There are few things I enjoy more than when I can go to bed feeling accomplished. When I can close my eyes and say to myself, “Well done, Rhonda, the things you did and said today were enough!” The trick is finding peace and contentment. There aren’t enough hours in the day to check off the items on my lists. Sometimes the items on my lists aren’t even items that should be on my lists. They’re items I dealt with a week ago but I’m still expecting an imaginary anvil to drop or they’re items I don’t even need to deal with until three months from now but WHAT IF there’s some solution I haven’t thought of because I haven’t paused everything to dwell on it. The thoughts, the troubles, they pile and they pile into an insurmountable list. Every. Single. Day.
When anxiety is sounding it’s alarm between my ears what I need desperately is to pick up a single block and put it where it goes. Any block, a small block, a heavy block, a noisy block, all I have to do is pick it up and put it where it goes. And when I’m done, tell myself that it was good. Whether it looks good or bad, or feels weird or great, picking that block up and picking somewhere for it to go matters. Making my kids’ breakfast is picking up a block and it’s something to find worth and contentment in. I can find peace in picking up the block that is answering the question “How do you spell purple?” for the millionth time. Each and every block is important and valuable and each block is something I can find peace in. Allowing the weight of ten million future blocks to keep me from placing today’s blocks gets us absolutely nowhere.
It isn’t easy, reminding one’s self that today is worthwhile, that there is good in the small efforts that make tiny ripples. This long winded blog post will serve as a reminder to myself to pull things together, hopefully at least a few times and hopefully remind everyone that reads it that it’s okay to admit you’re a total mess, just keep placing blocks, that’s worth something.
One last parting idea! Somewhat recently, I was discussing mental health with a group of friends and someone asked what everyone’s “stabilizers” were. Not medicine, but, things, activities, that each person turned to as a form of self-care when stressed, overwhelmed, sad, etc. Things that help you bring a sense of balance, things that help you clear your mind. People listed things like running, puzzles, baking, etc. I legitimately couldn’t figure out what mine were, it seemed like a helpful thing to be aware of so I was surprised how unprepared I was to answer the question. Well! I’ve figured it out. I urge you to ensure you’re aware of at least a couple of your own. Here are my top 3:

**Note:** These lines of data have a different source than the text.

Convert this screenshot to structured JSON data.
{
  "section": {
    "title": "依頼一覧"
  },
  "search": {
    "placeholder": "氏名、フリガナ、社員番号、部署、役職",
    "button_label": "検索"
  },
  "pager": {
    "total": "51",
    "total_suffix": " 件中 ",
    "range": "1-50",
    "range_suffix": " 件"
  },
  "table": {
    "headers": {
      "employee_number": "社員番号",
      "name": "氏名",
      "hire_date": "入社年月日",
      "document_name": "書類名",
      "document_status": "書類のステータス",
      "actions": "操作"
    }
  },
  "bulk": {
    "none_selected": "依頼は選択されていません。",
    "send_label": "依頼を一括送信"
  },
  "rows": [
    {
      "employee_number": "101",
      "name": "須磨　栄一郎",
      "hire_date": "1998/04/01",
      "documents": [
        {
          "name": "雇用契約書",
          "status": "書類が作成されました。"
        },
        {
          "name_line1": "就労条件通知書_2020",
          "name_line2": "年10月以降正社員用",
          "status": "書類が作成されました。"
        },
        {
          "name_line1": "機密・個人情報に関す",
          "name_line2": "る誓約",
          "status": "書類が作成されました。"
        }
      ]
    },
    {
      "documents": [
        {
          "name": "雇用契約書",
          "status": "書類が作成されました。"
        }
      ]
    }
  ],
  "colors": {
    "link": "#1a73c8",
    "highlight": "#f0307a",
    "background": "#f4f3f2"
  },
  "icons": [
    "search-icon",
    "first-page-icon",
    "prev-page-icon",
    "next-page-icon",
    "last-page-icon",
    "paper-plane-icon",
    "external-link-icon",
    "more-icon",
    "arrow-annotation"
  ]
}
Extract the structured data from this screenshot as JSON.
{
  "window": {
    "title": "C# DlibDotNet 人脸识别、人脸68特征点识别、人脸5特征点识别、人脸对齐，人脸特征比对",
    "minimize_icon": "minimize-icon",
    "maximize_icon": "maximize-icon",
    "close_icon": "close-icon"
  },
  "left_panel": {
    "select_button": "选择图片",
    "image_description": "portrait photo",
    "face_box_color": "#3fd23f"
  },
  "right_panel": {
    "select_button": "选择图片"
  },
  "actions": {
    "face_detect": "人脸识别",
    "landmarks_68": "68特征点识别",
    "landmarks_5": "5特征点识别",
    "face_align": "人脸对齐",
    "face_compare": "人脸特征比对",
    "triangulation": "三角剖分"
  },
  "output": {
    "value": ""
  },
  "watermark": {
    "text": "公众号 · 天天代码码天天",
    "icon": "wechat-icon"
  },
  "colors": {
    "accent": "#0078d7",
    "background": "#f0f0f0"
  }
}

– Hymns! I love them, a lot. Here’s my favorite: It Is Well With My Soul
– Sitting in a parked car all by myself, alone with my thoughts
– Writing 😉